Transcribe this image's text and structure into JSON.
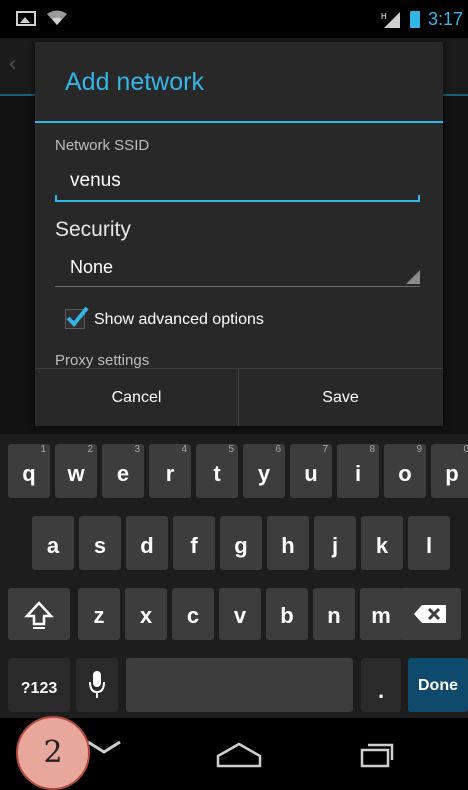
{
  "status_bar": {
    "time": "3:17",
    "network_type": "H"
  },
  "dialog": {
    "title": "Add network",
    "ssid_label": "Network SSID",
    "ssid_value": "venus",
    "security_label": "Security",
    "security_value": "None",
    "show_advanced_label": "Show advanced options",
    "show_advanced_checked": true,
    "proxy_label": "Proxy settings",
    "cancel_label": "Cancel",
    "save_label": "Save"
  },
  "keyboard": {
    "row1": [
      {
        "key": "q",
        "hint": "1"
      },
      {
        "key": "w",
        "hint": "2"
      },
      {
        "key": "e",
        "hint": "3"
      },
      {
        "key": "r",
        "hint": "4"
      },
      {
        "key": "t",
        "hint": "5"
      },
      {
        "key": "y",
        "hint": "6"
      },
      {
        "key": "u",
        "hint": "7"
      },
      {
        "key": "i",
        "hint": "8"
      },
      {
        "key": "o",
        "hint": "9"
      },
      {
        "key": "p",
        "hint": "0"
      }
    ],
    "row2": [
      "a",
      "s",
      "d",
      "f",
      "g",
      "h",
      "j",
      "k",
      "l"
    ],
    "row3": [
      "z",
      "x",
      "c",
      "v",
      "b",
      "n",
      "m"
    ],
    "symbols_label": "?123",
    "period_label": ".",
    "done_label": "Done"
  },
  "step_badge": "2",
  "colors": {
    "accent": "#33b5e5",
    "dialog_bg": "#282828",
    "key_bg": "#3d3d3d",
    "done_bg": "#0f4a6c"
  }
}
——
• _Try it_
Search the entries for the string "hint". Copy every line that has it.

• _Output of the exercise_
        "hint": "1"
        "hint": "2"
        "hint": "3"
        "hint": "4"
        "hint": "5"
        "hint": "6"
        "hint": "7"
        "hint": "8"
        "hint": "9"
        "hint": "0"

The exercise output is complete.